Jesus came from that special tribe of Judah that was preserved through Daniel, Shadrack, Meshack, Abednigo and Esther. Jesus was the "fruit" of the "figs." I know it sounds kind of funny. But the tree wasn't bearing any fruit. The Jewish leaders did not recognize who he was and therefore kept the Jewish people from truly receiving their Messiah. Therefore, Jesus cursed it and said it would never bear fruit again.
If you look at a fig leaf, it's a pretty large leaf, when its on the vine. When we were in Jerusalem, Jeff pulled a fig leaf off of a tree in the Old City. It was bigger than my hand. I placed it carefully in my booklet so I could preserve it to take home. I was collecting rocks and leaves as souveniers. At the end of the day, I pulled my fig leaf out and to my surprise it had shrunk considerably. I've never seen anything like it. All of the water had evaporated from it and it was now half the size of my hand. Jesus called himself the "living water." After that fig leaf was disconnected from its life source it shrank. Jesus said that He is the vine and we are the branches and if we remain in him and him in us, we will bear much fruit, but apart from him we can do nothing. (John 15:5)

Now back to the symbol of the fig leaves that Adam and Eve used to cover their disobedience. Figs represent God's chosen people. The fact they covered themselves with that particular leaf even clues us in that God had a plan for man's redemption. That he was going send a plan of salvation through a special group of people that he would call his own. In Jesus' family tree, Zerubbabel was one of his great grandfathers and he was one of the first released from Babylon after being in captivity for 70 years. He was the first to begin rebuilding God's temple and saw it to completion. That line of people were protected because Jesus was going to be born through them.

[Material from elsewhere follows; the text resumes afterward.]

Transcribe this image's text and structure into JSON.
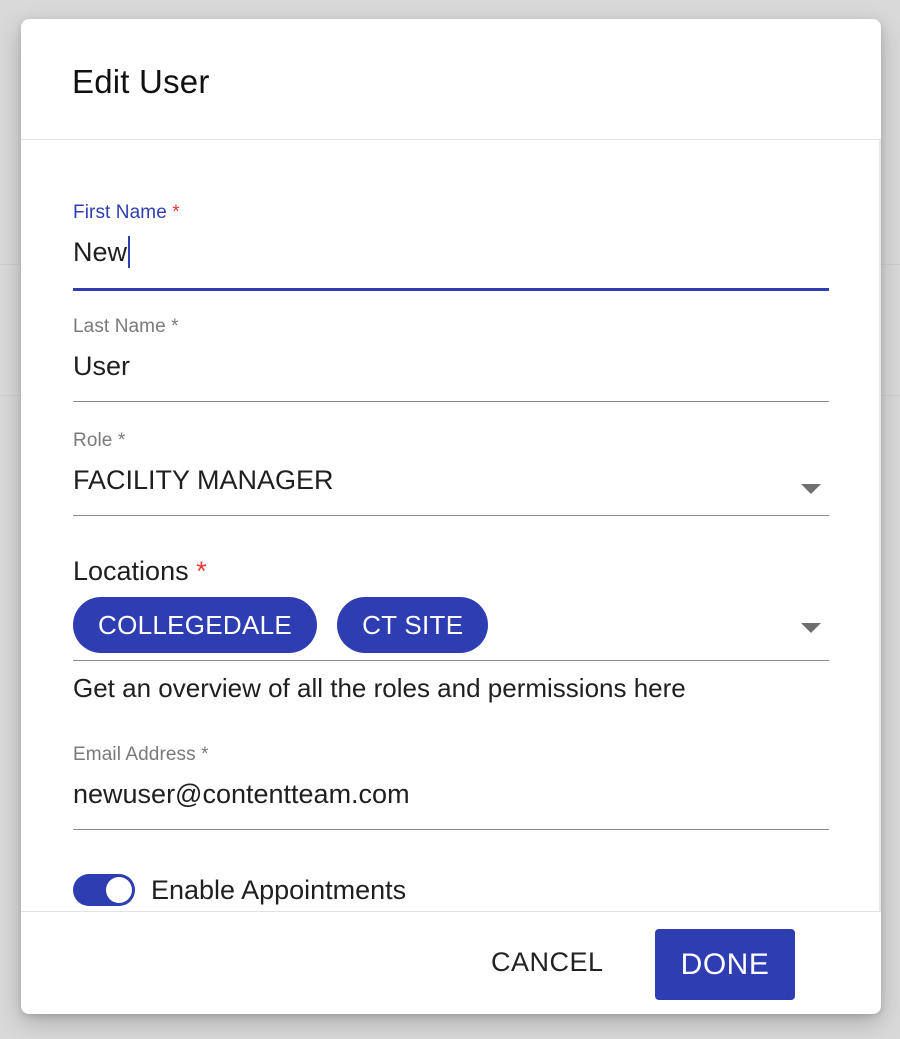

God's Word is so amazing to me. The more I study and read, the more it comes to life and it truly is part of my spiritual nutrition. Figs are good source of vitamins, but also help rid the body of the waste that we eat. Jesus too is a good source of "life" for us. When we spend time with him daily. He died for us too so we could get rid of the waste in our lives, but also he also gives us what we need to live. Not only here on earth, but eternally as well. I know this may seem a little over thought, but God is very creative and I wouldn't put it past Him to draw this kind of picture for us.